Obviously, this isn’t universally true. I have met gamers who to put it kindly, are narrow-minded. And of course, being of a faith outside of the norm of your community doesn’t automatically mean you’ll enjoy the hobby of gaming. Gaming, like any hobby is something that some will enjoy and some will find boring, lame, and/or a waste of time.
Extra Bonus Geek Question!
I polled several of my gaming buddies, and this question I feel best asserts my posse’s geek cred.
11. In the “Song of Ice and Fire” RPG, will players be able to recreate fights like the one between Gregor Clegane and Prince Oberyn without using dumb tactics for either one or requiring ridiculously implausible rolls?

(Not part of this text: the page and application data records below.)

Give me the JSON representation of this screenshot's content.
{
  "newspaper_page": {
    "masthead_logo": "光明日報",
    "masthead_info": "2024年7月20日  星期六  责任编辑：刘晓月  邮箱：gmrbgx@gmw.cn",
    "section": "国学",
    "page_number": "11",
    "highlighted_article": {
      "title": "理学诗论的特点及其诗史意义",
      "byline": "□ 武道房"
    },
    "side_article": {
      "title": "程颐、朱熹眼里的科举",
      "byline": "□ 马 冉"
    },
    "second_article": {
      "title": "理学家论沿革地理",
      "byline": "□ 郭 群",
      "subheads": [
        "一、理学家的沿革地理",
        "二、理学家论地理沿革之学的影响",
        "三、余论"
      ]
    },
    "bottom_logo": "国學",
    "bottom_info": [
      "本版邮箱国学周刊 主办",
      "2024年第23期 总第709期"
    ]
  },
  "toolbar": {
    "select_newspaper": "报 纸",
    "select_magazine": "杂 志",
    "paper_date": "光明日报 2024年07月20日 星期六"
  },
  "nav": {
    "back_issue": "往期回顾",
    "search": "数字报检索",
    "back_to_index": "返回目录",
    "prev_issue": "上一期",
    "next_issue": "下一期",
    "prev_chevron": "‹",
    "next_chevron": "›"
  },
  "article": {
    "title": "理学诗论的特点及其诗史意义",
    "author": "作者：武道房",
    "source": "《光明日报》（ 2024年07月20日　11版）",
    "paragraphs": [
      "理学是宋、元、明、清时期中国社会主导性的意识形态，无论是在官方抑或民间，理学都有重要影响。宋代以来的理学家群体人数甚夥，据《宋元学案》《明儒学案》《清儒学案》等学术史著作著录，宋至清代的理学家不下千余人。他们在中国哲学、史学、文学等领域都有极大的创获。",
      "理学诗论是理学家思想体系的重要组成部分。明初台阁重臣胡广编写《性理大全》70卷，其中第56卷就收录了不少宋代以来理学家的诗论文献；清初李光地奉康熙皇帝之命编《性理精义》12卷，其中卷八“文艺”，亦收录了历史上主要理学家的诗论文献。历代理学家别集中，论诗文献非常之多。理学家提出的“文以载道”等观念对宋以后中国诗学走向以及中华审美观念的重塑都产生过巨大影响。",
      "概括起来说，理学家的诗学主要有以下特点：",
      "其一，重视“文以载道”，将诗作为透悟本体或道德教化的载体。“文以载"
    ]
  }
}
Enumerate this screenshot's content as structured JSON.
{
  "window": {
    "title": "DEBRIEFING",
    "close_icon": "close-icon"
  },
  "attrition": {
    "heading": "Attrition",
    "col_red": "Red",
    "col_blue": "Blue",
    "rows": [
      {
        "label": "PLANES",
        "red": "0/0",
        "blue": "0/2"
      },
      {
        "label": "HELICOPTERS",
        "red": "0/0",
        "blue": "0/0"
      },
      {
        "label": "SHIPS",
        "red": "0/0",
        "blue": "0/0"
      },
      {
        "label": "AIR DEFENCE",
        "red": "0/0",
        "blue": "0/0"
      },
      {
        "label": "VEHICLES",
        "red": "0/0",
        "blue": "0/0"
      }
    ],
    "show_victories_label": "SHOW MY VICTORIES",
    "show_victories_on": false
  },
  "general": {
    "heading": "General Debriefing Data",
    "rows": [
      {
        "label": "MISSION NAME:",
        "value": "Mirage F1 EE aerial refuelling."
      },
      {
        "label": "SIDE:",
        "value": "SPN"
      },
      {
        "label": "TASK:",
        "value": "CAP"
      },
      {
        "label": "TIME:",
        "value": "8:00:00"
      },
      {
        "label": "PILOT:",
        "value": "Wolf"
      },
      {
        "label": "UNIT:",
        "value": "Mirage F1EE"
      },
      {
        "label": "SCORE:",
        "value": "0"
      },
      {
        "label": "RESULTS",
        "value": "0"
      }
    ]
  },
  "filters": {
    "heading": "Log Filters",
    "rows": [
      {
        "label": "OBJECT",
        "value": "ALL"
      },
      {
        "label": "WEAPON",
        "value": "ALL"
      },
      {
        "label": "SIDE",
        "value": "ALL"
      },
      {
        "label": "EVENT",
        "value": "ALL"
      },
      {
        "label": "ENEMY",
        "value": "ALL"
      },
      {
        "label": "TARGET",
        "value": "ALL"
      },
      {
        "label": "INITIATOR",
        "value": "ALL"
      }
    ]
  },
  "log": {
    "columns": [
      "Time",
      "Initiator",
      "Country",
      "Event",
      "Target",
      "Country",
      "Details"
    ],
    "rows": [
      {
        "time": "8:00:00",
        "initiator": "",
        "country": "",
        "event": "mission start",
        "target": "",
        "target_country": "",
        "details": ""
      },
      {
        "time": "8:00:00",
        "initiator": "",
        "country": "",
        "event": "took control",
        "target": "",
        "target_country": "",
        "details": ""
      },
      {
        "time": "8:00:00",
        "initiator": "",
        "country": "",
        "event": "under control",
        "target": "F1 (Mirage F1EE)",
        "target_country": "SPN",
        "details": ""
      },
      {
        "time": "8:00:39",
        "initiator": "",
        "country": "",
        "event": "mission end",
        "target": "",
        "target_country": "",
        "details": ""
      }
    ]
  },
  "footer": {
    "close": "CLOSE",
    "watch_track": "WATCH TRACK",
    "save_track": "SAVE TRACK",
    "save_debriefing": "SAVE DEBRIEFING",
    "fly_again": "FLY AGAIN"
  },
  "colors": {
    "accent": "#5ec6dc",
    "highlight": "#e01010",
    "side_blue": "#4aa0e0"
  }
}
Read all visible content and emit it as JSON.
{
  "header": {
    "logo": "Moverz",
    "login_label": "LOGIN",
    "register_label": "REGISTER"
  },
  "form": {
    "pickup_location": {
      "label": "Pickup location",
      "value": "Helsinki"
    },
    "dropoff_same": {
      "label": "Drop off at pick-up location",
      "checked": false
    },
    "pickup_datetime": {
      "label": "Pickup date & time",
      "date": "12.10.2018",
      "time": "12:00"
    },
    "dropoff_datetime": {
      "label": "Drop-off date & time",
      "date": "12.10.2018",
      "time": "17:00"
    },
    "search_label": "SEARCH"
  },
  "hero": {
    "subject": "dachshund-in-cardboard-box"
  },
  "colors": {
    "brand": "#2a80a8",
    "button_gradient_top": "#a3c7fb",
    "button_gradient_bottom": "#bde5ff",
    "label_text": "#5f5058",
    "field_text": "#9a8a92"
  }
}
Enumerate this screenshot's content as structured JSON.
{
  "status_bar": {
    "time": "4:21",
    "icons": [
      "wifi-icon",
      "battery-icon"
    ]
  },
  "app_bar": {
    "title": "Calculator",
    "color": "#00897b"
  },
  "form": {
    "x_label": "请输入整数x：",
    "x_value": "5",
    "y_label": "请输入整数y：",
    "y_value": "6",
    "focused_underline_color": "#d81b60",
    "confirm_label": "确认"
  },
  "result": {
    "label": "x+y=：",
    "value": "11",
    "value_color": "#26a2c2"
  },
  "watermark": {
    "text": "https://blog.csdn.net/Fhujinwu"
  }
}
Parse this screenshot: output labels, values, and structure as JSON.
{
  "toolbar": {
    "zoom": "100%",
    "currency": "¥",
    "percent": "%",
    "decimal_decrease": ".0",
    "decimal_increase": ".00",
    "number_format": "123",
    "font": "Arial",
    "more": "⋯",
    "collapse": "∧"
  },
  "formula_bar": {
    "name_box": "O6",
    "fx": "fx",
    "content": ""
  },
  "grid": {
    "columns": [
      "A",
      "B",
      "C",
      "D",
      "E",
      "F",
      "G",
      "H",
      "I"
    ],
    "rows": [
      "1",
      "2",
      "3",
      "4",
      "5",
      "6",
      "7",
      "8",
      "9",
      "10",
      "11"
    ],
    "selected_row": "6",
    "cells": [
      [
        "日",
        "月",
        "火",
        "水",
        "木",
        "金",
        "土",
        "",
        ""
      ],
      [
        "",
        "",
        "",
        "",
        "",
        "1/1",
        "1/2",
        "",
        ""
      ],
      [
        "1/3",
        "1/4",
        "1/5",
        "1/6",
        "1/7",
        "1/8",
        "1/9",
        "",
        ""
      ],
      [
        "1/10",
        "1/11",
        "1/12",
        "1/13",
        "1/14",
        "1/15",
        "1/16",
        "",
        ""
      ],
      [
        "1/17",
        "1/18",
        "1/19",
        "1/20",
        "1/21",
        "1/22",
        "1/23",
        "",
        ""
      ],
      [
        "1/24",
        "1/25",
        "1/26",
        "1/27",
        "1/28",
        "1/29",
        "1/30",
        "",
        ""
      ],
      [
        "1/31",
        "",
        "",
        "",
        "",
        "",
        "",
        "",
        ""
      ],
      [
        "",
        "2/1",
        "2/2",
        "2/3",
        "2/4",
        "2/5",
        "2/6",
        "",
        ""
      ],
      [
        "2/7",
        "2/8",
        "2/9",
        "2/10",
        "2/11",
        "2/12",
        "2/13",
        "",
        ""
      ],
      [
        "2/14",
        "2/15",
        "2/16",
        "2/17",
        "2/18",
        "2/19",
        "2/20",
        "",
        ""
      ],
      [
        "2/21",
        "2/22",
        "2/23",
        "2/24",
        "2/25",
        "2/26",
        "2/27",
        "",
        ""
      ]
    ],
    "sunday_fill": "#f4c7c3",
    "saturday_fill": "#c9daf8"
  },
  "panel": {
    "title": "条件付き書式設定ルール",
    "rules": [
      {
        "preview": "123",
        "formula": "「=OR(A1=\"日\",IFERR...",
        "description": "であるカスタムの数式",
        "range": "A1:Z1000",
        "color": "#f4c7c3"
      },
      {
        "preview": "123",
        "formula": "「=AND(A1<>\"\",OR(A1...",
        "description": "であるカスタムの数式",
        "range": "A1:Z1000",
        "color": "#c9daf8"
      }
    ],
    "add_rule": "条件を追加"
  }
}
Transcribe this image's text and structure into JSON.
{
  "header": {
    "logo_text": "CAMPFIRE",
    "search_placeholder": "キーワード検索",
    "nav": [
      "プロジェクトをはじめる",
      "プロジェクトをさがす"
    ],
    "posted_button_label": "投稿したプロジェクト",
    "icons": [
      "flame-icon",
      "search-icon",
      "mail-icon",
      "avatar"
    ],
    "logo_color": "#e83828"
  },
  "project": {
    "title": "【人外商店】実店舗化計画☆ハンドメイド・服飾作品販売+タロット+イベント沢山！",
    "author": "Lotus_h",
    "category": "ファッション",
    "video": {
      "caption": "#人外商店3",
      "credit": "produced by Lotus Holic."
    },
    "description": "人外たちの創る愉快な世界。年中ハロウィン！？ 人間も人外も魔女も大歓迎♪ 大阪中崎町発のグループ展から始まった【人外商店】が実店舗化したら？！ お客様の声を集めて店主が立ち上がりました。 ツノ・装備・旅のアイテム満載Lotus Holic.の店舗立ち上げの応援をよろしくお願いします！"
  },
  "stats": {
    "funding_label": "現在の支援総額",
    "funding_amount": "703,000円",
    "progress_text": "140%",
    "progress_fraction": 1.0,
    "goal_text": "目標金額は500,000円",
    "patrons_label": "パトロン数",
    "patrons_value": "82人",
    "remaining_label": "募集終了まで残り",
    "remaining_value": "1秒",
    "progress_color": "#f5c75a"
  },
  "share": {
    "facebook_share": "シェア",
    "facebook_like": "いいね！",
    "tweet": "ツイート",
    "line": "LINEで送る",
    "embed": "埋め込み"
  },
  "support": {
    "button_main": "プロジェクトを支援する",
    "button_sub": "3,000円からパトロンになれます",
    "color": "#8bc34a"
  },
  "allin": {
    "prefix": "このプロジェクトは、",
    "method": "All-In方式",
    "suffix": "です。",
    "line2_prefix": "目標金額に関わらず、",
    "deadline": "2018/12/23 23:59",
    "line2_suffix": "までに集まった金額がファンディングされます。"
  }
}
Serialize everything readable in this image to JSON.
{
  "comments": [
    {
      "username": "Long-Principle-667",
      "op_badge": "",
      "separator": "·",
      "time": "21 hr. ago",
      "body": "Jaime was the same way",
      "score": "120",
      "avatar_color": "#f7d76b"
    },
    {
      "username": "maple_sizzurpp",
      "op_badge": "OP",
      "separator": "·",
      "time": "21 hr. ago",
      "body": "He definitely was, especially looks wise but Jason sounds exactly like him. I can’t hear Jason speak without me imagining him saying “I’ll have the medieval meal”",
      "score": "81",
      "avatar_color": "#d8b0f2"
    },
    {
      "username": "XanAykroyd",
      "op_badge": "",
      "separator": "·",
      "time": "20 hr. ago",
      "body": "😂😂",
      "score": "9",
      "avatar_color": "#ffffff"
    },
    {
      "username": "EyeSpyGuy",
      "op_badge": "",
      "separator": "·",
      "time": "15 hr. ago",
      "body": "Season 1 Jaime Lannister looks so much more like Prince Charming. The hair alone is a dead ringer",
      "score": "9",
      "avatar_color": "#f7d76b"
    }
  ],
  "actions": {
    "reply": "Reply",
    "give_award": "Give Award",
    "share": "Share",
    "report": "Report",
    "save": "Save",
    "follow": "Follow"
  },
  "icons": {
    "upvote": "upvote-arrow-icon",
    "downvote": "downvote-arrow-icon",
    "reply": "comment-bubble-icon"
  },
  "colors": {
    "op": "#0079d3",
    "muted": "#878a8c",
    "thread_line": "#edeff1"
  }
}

We certainly hope so! SIFRP (as we call it for short) has a lot of optional detail for systems like combat, but one of my favorite aspects of it is how the player chooses the consequences of damage suffered by the character; all “damage” in combat builds towards “defeat,” at which point the victor gets to decide what happens to the loser: death, unconsciousness, severe embarrassment, or what have you. The defender, however, can choose to mitigate such losses by accepting injuries and wounds (long-term setbacks) to stave off defeat, or even to yield (offering up their own terms of defeat) rather than letting their opponent dictate the terms. There are a lot of options in there for making a good story out of a fight.
About Steve Kenson:
Steve Kenson began freelancing in the RPG industry in 1993. By 1995, he was working full-time as a freelance author and designer on RPGs such as Shadowrun and Earthdawn. He has written for a wide variety of game-lines and published ten novels: seven for the Shadowrun line, two for Crimson Skies, and one for MechWarrior.
In 2002, Steve designed the Mutants & Masterminds Superhero RPG for Green Ronin Publishing under the Open Game License. Two years later, he became a line developer with Green Ronin, overseeing the development of the Second Edition of M&M, along with games such as Blue Rose, True20 Adventure Roleplaying, and A Song of Ice and Fire Roleplaying. He remains an avid gamer with his weekly game group.
Steve maintains a website at www.stevekenson.com and a LiveJournal at xomec.livejournal.com. He lives in southern New Hampshire with New Age and pagan author Christopher Penczak and residential counselor and part-time tooth fairy Adam Sartwell.